When the function ends, the local names are destroyed. Values that are no longer referenced are reclaimed, but others remain:
You can try this example code yourself on pythontutor.com.
We passed the list into the function, which modified it. No values were copied. Although this behavior might be surprising, it's essential. Without it, we couldn't write methods that modify objects.
Here's another way to write the function, but it doesn't work. Let's see why.
def augment_twice_bad(a_list, val):
At the moment we call augment_twice_bad, it looks the same as we saw earlier with augment_twice:
The next statement is an assignment. The expression on the right-hand side makes a new list, which is then assigned to a_list:
When the function ends, its local names are destroyed, and any values no longer referenced are reclaimed, leaving us just where we started:
(Try this code on pythontutor.com.)
It's really important to keep in mind the difference between mutating a value in place, and rebinding a name. augment_twice worked because it mutated the value passed in, so that mutation was available after the function returned. augment_twice_bad used an assignment to rebind a local name, so the changes weren't visible outside the function.
Another option for our function is to make a new value, and return it:
def augment_twice_good(a_list, val):
Here we make an entirely new value inside augment_twice_good, and return it from the function. The caller uses an assignment to hold onto that value, and we get the effect we want.
This last function is perhaps the best, since it creates the fewest surprises. It avoids the Presto-Chango by not mutating a value in-place, and only creating new values.
There's no right answer to choosing between mutating and rebinding: which you use depends on the effect you need. The important thing is to understand how each behaves, to know what tools you have at your disposal, and then to pick the one that works best for your particular problem.
Some details about Python names and values:
Fact: Any name can refer to any value at any time.
Python is dynamically typed, which means that names have no type. Any name can refer to any value at any time. A name can refer to an integer, and then to a string, and then to a function, and then to a module.

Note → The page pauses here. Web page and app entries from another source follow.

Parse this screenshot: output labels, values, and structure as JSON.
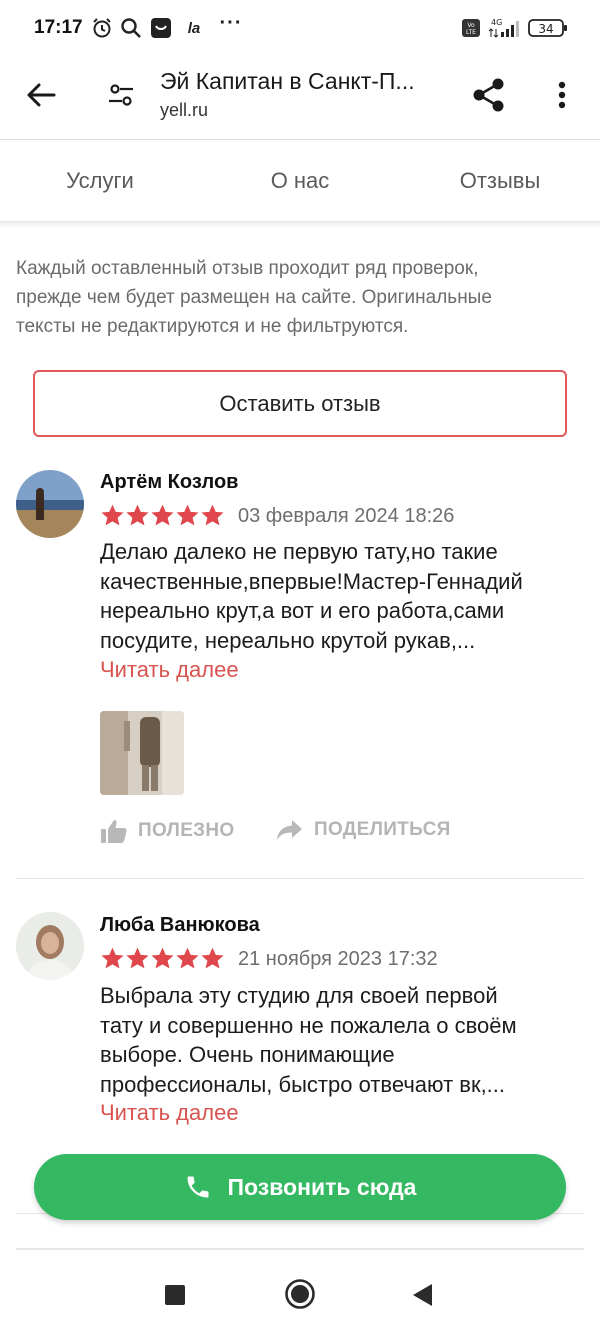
{
  "status_bar": {
    "time": "17:17",
    "la_text": "la",
    "more": "···",
    "network": "4G",
    "battery": "34",
    "icons": [
      "alarm-icon",
      "search-icon",
      "app-notification-icon",
      "volte-icon",
      "signal-icon",
      "battery-icon"
    ]
  },
  "app_bar": {
    "title": "Эй Капитан в Санкт-П...",
    "url": "yell.ru",
    "icons": [
      "back-arrow-icon",
      "filter-icon",
      "share-icon",
      "more-vert-icon"
    ]
  },
  "tabs": [
    "Услуги",
    "О нас",
    "Отзывы"
  ],
  "intro": {
    "lines": [
      "Каждый оставленный отзыв проходит ряд проверок,",
      "прежде чем будет размещен на сайте. Оригинальные",
      "тексты не редактируются и не фильтруются."
    ],
    "button": "Оставить отзыв"
  },
  "reviews": [
    {
      "name": "Артём Козлов",
      "rating": 5,
      "date": "03 февраля 2024 18:26",
      "text_lines": [
        "Делаю далеко не первую тату,но такие",
        "качественные,впервые!Мастер-Геннадий",
        "нереально крут,а вот и его работа,сами",
        "посудите, нереально крутой рукав,..."
      ],
      "read_more": "Читать далее",
      "actions": {
        "useful": "ПОЛЕЗНО",
        "share": "ПОДЕЛИТЬСЯ"
      }
    },
    {
      "name": "Люба Ванюкова",
      "rating": 5,
      "date": "21 ноября 2023 17:32",
      "text_lines": [
        "Выбрала эту студию для своей первой",
        "тату и совершенно не пожалела о своём",
        "выборе. Очень понимающие",
        "профессионалы, быстро отвечают вк,..."
      ],
      "read_more": "Читать далее"
    }
  ],
  "call_button": "Позвонить сюда",
  "colors": {
    "accent_red": "#d9534f",
    "star_red": "#e0474c",
    "call_green": "#35b862",
    "muted_text": "#6b6b6b"
  }
}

Of course, this could be a very confusing program, and you shouldn't do it, but the Python language won't mind.
Fact: Names have no type, values have no scope.
Just as names have no type, values have no scope. When we say that a function has a local variable, we mean that the name is scoped to the function: you can't use the name outside the function, and when the function returns, the name is destroyed. But as we've seen, if the name's value has other references, it will live on beyond the function call. It is a local name, not a local value.
Fact: Values can't be deleted, only names can.
Python's memory management is so central to its behavior, not only do you not have to delete values, but there is no way to delete values. You may have seen the del statement:
nums = [1, 2, 3]
This does not delete the value nums, it deletes the name nums. The name is removed from its scope, and then the usual reference counting kicks in: if nums' value had only that one reference, then the value will be reclaimed. But if it had other references, then it will not.
Myth: Python has no variables.
Some people like to say, "Python has no variables, it has names." This slogan is misleading. The truth is that Python has variables, they just work differently than variables in C.
Names are Python's variables: they refer to values, and those values can change (vary) over the course of your program. Just because another language (albeit an important one) behaves differently is no reason to describe Python as not having variables.
Myth? Python is confusing.
I hope this has helped clarify how names and values work in Python. It's a very simple mechanism that can be surprising, but is very powerful. Especially if you are used to languages like C, you'll have to think about your values differently.
There are lots of side trips that I skipped here:
If you are looking for more information about these topics, try: